See biography by B. Kirke (1991, repr. 1998); studies by J. Demornex (1991 and 1996).
Born into a poor family in Chilleurs-aux-Bois, Loiret, Vionnet began her apprenticeship as a seamstress at age 11. After a brief marriage at age 18, she left her husband and went to London to work as a hospital seamstress. Vionnet eventually returned to Paris and trained with the well known fashion house Callot Soeurs and later with Jacques Doucet. In 1912 she founded her own fashion house, "Vionnet." The House of Vionnet grew to employ over 1,100 seamstresses and was the first fashion house to create ready to wear (prêt-à-porter) designs from haute couture for sale in the United States. In the 1920s Vionnet created a stir by introducing the bias cut, a technique for cutting cloth diagonal to the grain of the fabric enabling it to cling to the body while moving with the wearer. Vionnet's use of the bias cut to create a sleek, flattering, body-skimming look would help revolutionize women's clothing and carry her to the top of the fashion world.
Madeleine Vionnet believed that "when a woman smiles, then her dress should smile too." Eschewing corsets, padding, stiffening, and anything that distorted the natural curves of a woman's body, her clothes were famous for accentuating the natural female form. Influenced by the modern dances of Isadora Duncan, Vionnet created designs that showed off a women's natural shape. Like Duncan, Vionnet was inspired by ancient Greek art, in which garments appear to float freely around the body rather than distort or mold its shape. As an expert couturier, Vionnet knew that textiles cut on the diagonal or bias could be draped to match the curves of a woman's body and echo its fluidity of motion.

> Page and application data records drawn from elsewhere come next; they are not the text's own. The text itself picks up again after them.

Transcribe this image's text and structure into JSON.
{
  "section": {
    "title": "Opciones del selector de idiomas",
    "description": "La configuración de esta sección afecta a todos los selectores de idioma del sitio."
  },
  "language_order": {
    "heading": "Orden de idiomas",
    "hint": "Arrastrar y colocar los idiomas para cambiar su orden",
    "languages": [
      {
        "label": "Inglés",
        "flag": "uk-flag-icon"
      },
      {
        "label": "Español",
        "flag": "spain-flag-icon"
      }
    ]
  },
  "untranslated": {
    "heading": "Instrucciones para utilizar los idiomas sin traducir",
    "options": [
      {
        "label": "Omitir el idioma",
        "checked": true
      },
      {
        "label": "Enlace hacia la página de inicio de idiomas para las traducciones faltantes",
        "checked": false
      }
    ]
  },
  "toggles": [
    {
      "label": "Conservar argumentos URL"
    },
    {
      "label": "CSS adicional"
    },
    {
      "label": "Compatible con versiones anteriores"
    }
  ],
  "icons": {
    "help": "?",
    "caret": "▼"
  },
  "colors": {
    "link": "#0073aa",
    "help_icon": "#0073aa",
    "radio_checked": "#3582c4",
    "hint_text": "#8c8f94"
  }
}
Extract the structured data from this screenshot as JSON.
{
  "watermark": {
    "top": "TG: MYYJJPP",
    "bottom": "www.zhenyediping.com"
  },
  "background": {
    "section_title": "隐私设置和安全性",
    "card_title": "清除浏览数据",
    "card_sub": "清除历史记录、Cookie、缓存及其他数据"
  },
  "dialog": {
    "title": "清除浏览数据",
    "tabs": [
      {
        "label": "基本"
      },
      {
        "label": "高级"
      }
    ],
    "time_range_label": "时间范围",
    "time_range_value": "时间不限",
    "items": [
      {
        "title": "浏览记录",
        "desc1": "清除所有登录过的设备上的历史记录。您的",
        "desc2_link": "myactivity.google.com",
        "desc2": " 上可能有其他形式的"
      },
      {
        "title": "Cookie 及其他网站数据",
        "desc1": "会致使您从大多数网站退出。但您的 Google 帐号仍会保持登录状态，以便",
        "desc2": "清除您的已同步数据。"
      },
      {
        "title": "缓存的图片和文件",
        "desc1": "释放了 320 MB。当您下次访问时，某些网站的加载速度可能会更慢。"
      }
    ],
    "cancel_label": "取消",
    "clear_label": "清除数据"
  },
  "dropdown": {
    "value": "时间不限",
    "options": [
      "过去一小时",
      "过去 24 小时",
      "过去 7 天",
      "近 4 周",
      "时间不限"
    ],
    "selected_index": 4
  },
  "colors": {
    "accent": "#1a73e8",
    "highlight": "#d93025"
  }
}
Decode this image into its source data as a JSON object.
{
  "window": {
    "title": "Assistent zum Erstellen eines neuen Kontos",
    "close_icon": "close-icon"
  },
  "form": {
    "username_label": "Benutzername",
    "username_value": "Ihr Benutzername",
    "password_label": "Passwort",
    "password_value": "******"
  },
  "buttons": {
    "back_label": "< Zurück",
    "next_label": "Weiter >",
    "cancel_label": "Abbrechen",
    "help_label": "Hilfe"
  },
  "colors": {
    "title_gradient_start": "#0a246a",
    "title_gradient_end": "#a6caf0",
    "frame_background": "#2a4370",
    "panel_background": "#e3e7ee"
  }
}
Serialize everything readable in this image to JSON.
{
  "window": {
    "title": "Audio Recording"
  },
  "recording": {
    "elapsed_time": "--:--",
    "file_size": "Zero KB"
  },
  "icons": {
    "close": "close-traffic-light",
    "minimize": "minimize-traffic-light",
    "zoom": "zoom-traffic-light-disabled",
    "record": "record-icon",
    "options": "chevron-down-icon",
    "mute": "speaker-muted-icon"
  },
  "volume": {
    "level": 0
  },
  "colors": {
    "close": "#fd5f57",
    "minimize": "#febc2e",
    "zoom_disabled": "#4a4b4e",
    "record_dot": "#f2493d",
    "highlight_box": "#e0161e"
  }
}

She used this "bias cut" to promote the potential for expression and motion, integrating comfort and movement as well as form into her designs.
Vionnet's apparently simple styles involved a lengthy preparation process, including cutting, draping, and pinning fabric designs on to miniature dolls, before recreating them in chiffon, silk, or Moroccan crepe on life-size models. Vionnet used materials such as crêpe de chine, gabardine, and satin to make her clothes; fabrics that were unusual in women’s fashion of the 1920s and 30s. She would order fabrics two yards wider than necessary in order to accommodate draping, creating clothes - particularly dresses - that were luxurious and sensual but also simple and modern. Characteristic Vionnet styles that clung to and moved with the wearer included the handkerchief dress, cowl neck, and halter top.
An intensely private individual, Vionnet avoided public displays and mundane frivolities and often expressed a dislike for the world of fashion, stating: "Insofar as one can talk of a Vionnet school, it comes mostly from my having been an enemy of fashion. There is something superficial and volatile about the seasonal and elusive whims of fashion which offends my sense of beauty." Vionnet was not concerned with being the "designer of the moment," preferring to remain true to her own vision of female beauty.
With her bias cut clothes, Vionnet dominated haute couture in the 1930s setting trends with her sensual gowns worn by such stars as Marlene Dietrich, Katharine Hepburn, and Greta Garbo. Vionnet's vision of the female form revolutionized modern clothing and the success of her unique cuts assured her reputation. She fought for copyright laws in fashion and employed what were considered revolutionary labor practices at the time - paid holidays and maternity leave, day-care, a dining hall, a resident doctor and dentist. Although the onset of World War II forced her to close her fashion house in 1939, Vionnet acted as a mentor to later designers, passing on her principles of elegance, movement, architectural form, and timeless style.
In 1988 the Vionnet fashion house was revived by the Lummen family and specializes primarily in accessories and luxury goods. In 2006 Vionnet appointed a new Creative Director, designer Sophia Kokosalaki, and launched a debut clothing collection for Spring/Summer 2007 - its first clothing collection in 67 years.
Today, Madeleine Vionnet is considered one of the most influential fashion designers of the 20th century. Both her bias cut and her urbanely sensual approach to couture remain a strong and pervasive influence on contemporary fashion as evidenced by the collections of such past and present-day designers as Halston, John Galliano, Comme des Garcons, Azzedine Alaia, and Issey Miyake.